by Sarah-Jayne Dunn, Manager, CAS Financial Health team

This article was first published in the Herald on 7 October.

Today sees the end of Challenge Poverty Week. And next Tuesday is World Mental Health Day. I imagine these dates were chosen separately, but it’s actually very appropriate that the one follows on so quickly from the other.  

I’ve written here before about how these two issues are linked: how poverty can create a vicious cycle where it becomes both the cause and consequence of poor mental health.

In the CAB network we see the real human impacts of this cycle up close every day. 1 in 2 of our clients who are in problem debt report that they also have a mental health issue. And research from the Money and Mental Health Policy Institute shows that 1 in 6 UK adults have experienced suicidal thoughts due to the current cost of living crisis.

Writing here last Mental Health Day I talked about how ‘linked problems need linked solutions,’ and how by dove-tailing the support a person receives for their mental health with the support they get for their money worries we could break the vicious cycle that has them trapped. I promised that we in CAS would push for those linked solutions to become reality. So, a year on, how are we doing on that?

Well, at local level, pretty well. A good example is in the Borders, where for the last year our three local CABs there have been participating in a programme which trains staff in NHS Borders mental health teams in how to have money conversations with their clients.
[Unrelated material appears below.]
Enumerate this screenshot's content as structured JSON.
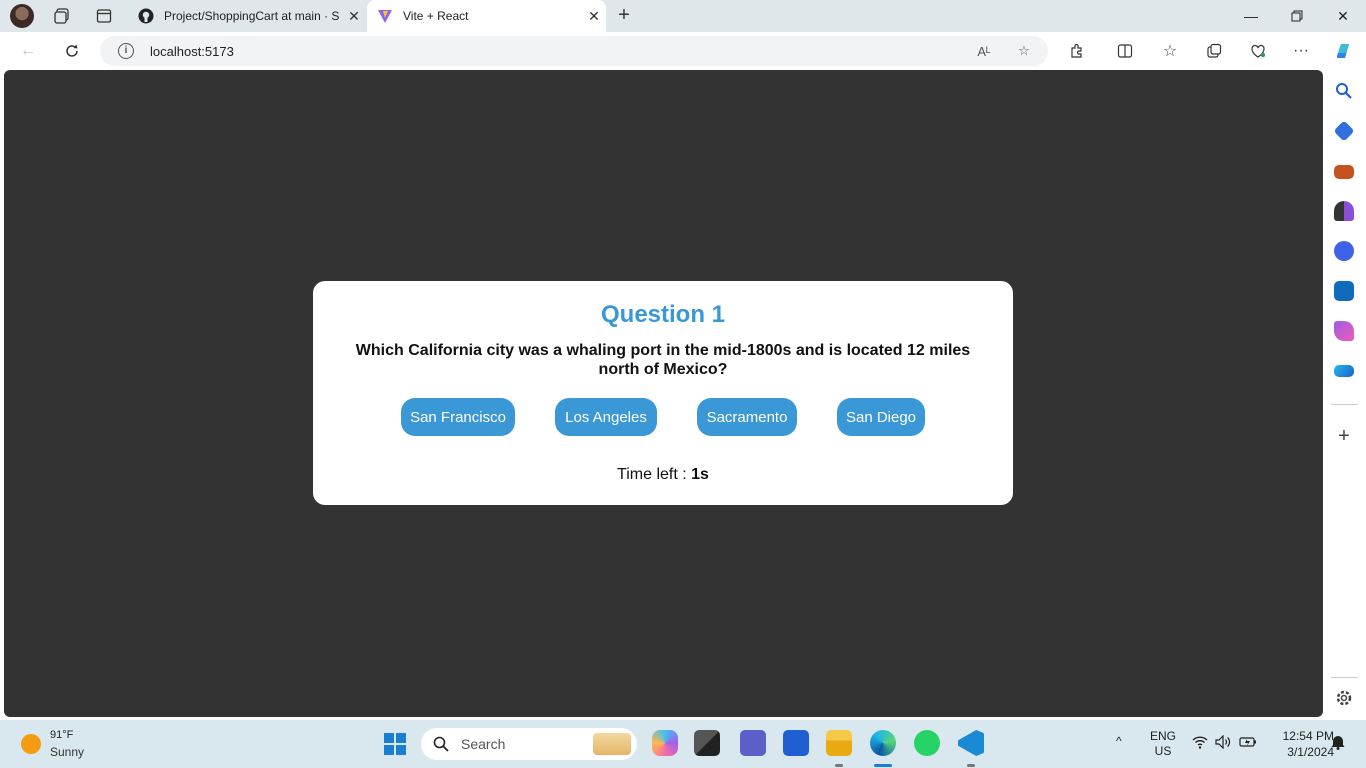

There are many such initiatives across the country, but we need to see more of them.

In April, CAS launched our Good Practice Creditor Guidance, which urges creditors to make their debt collection procedures more considerate of their debtors’ circumstances, including their mental health. This guide (freely available on our website) provides creditors with practical tools to actively support people in debt through mental health and money worries – which will in turn improve the lenders’ chances of having their debts repaid.

And last month I gave evidence to the Scottish Parliament on the Bankruptcy and Diligence Scotland Bill, which will introduce a Mental Health Moratorium – something we’ve long been pushing for. The parliamentary language is a bit dry, but this is a vital piece of legislation. It will give those who are undergoing compulsory mental health treatment a legally enforceable pause on any debt collection activity. Once they’ve recovered they can then re-engage with their debt issues and begin to re-pay their arrears.
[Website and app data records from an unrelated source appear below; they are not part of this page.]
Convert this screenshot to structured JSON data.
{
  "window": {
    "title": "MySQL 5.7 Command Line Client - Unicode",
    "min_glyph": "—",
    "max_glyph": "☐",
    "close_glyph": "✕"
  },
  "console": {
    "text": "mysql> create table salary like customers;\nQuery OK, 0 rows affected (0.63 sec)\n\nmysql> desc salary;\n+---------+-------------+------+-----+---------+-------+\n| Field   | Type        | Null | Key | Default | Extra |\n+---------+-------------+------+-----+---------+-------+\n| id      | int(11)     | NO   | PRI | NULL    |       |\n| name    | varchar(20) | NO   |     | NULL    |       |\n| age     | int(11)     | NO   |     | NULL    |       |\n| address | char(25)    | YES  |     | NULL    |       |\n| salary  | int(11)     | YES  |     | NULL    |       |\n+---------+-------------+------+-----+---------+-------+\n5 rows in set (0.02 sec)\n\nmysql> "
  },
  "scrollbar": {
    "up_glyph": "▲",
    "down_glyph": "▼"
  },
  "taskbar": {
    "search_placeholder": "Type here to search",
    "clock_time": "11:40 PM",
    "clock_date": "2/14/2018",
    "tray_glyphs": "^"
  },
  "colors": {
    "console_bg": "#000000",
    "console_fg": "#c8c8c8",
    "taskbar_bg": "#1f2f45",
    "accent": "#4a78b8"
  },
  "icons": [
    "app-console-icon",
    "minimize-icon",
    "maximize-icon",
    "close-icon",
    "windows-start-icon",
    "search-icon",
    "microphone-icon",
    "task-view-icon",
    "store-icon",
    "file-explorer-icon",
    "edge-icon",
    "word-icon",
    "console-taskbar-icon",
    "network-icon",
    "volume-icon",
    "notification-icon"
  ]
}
It’s surely common sense that people whose mental health is so poor that they need intensive support are given the time, space and compassion to first focus on their recovery, and then some breathing space to deal with their debts.

The Mental Health Moratorium will be focused only on those in the most severe mental health conditions, but it’s another step in the right direction. We may not have broken the vicious cycle completely, but this legislation shows what can be achieved when policymakers, advice agencies and mental health teams work together and focus on solutions.

This is something that I personally feel passionate about and CAS will continue to commit to. Hopefully by next year’s Mental Health Day, I’ll be able to write here about even more progress.